The assassination of the political leader Chokri Belaid: is it the end of Tunisian exceptionalism?

Responses to his death may well mark the end of the line for Islamist politics as we know it in Tunisia.  It may also mark the rise of a unified opposition, which now realizes that its fight is not only, or no longer, for freedom of expression and association but an existential one, a matter of survival.

If political violence is rare in Tunisia, political assassinations in particular are almost non-existent.  That an assassination targets a household name of Tunisian politics and is performed in a spectacular style seems to have shaken Tunisians to the core.

Today as I write, February 6, two extraordinary events took place immediately upon confirmation that Chokri Belaid was assassinated at point blank with shots to the head in the parking lot of an apartment complex as he was leaving his house around 8 am.  The first event was spontaneous demonstrations across the country, which resulted in the sacking of several Al Nahda offices around the country.  The second was an historically unprecedented meeting between the key four opposition blocks, the Popular Front, the Republic Party, Al Masar, and Nida Tounes.  The scale of the attacks against Al Nahda as well as the unified stance of the opposition usher in a turning point in Tunisian politics.  But they also reveal what an iconic figure the 49 year old lawyer and secretary general of the Unified Patriotic Democratic Party (UPDP), Belaid, has become since the revolution.  Who was he?

Student activist in the 1980s, civil rights advocate since the 1990s and prominent anti-Ben Ali figure, Belaid has become a household name since January 2011, peering out at us from television screens almost daily with his trademark thick moustache, fluent speech and forceful opinions.  Imams in mosques took the trouble to smear him as an atheist (kafir); they accused him of being an informant for Ben Ali; the government blamed him for instigating strikes and demonstrations; and he was satirized in comedies and on social media.   At the same time, he was, just like his even more iconic friend and fellow leftist, Hamma Hammami, “humanized” in the eyes of the general public through human-interest stories such as television visits to his home, a regular presence in social programmes and even in Ramadhan entertainment shows.  In addition, Belaid was a burgeoning poet before devoting himself to politics. He often quoted the literary tradition at will and spoke a flawless Arabic. For these reasons, he could not be accused of being the traditional uprooted Francophile secular nor the customary dogmatic Marxist.  His death has something tragic about it. It was foretold in more than the many threats he received, publicly and in private.  As poet, he is best remembered for a poem dedicated to Husain Muruwa, the Lebanese intellectual assassinated by Islamists in the late 1990s.

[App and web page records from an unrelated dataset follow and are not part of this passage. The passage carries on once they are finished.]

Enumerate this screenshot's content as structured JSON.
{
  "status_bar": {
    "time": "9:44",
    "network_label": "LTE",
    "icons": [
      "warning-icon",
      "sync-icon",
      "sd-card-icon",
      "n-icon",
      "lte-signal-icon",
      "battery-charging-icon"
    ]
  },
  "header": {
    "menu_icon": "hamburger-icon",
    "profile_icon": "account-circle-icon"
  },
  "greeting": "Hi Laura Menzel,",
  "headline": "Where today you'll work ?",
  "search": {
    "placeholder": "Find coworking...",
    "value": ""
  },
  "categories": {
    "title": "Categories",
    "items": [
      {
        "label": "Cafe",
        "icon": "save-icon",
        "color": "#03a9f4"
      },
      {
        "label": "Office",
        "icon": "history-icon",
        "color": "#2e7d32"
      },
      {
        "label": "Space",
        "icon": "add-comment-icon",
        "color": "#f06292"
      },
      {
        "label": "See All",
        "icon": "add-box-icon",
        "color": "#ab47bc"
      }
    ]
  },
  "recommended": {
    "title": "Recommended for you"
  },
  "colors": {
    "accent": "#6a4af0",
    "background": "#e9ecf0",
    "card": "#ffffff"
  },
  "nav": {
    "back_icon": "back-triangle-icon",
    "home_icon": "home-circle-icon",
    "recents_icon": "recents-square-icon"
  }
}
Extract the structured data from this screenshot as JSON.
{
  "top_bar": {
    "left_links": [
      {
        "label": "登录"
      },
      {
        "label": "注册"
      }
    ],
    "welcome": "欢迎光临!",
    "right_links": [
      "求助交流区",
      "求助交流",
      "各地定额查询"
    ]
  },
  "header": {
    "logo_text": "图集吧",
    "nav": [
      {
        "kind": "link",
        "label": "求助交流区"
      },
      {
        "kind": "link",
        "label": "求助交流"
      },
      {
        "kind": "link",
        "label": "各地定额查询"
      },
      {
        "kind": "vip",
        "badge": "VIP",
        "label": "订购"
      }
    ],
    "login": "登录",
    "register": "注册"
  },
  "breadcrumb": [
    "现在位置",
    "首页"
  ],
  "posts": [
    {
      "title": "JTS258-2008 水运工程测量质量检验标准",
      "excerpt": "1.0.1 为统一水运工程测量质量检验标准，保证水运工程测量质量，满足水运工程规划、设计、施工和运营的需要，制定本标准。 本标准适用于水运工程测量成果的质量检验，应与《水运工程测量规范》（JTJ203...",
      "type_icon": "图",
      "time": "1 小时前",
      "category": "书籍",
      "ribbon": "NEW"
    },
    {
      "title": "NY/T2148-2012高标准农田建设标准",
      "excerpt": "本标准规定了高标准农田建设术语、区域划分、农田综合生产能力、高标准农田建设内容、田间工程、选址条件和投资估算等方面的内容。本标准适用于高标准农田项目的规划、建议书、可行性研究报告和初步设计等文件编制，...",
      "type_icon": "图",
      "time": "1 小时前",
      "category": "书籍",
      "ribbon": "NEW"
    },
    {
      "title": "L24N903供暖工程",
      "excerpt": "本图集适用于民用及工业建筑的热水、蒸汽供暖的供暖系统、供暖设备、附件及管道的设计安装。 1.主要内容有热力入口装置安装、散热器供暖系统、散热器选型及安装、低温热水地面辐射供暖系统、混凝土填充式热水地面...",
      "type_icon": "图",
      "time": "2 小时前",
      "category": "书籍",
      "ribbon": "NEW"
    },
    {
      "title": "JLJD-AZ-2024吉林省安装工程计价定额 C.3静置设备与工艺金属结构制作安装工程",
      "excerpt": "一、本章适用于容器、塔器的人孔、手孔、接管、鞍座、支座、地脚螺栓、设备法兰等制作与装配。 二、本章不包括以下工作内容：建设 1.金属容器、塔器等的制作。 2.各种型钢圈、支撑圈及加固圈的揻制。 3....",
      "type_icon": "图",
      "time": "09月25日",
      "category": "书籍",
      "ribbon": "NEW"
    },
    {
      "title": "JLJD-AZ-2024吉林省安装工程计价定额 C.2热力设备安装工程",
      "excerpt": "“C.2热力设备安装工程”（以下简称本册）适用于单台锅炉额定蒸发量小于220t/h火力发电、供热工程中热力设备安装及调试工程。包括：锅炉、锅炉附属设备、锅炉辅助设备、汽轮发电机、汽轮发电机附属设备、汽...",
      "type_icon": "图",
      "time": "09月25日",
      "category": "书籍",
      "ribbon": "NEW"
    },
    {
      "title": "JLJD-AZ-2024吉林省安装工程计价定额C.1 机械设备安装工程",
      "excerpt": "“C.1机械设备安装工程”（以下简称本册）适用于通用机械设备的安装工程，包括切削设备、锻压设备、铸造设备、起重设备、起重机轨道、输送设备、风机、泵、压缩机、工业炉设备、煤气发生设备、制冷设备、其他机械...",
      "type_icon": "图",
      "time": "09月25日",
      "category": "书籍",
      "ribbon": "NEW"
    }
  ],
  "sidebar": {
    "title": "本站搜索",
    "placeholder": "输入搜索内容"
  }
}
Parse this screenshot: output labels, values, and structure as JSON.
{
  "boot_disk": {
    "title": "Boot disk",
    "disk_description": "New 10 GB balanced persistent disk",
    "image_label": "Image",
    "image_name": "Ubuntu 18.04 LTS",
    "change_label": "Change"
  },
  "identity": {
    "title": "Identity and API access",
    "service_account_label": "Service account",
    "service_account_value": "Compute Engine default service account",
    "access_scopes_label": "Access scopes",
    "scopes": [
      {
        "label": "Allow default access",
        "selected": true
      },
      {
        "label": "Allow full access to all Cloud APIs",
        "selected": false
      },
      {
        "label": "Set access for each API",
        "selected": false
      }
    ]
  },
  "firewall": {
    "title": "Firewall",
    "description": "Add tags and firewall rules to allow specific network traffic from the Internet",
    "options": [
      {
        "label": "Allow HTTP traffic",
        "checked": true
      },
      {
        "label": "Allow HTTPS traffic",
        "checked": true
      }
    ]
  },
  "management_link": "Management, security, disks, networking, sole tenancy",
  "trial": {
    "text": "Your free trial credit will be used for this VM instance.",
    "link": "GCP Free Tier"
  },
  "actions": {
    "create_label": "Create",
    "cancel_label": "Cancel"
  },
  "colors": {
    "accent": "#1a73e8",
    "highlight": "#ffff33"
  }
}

Along with this “popular appeal”, Belaid maintained a strong line against economic and social neoliberal policies and vociferously opposed Islamist ideas.  His message as well as his profile seem to have resonated well with the core values of the revolution: work, dignity and freedom. His line of thought and action ran through Tunisian politics largely through the potent and ubiquitous Tunisian General Union of Labour (UGTT) where the Tunisian Left has maintained a strong presence at the regional as well as national levels.  The same is true of the student movement, which Belaid led and where he had his training as an activist.  His appeal has been complemented by a rather traditional leftist profile: he lived in a rented apartment with his wife and two young daughters; did not own car; spoke the dialect of the interior regions of the country and avoided glamorous and rich circles. (It is ironic that he was killed in a rental car, driven by someone who is now under suspicion of collaborating in the crime). This explains in part the popular outcry at his killing.

Behind Belaid’s personal and activist story lies the complex and compelling story of the Tunisian Left as a whole.  Responses to his death may well mark the end of the line for Islamist politics as we know it in Tunisia.  It may also mark the rise of a unified opposition, which now realizes that its fight is not only, or no longer, for freedom of expression and association but an existential one, a matter of survival. So far, they plan the following: a national funeral for Belaid; a one-day national strike, calling for the government to resign and freezing all the activities of the Constituent Assembly. If Belaid was a “thorn in the side of the Al Nahda, the Salafis and the government,” as he was called during his life, he is likely to be a decisive nail in their coffin now that he is dead. A first indication of this emerged almost immediately in the Prime Minister’s speech on national television today promiseing to bring to fruition the very ideas Belaid has long promoted, namely, a small government made up of technocrats disassociated from all political parties.  His ideas seem to have sent his party and coalition into disarray.  But amidst all this still-developing situation, one thing is now a reality: Tunisia, which prided itself on peaceful politics, is no longer an exception in the region. The choice of Belaid as the first victim of this violence is a calculated act deigned to maximize the effect and get rid of a powerful figure at one and the same time.        

About the author
Mohamed-Salah Omri is a tutorial fellow at St. John’s College and a Lecturer in Modern Arabic at the University of Oxford.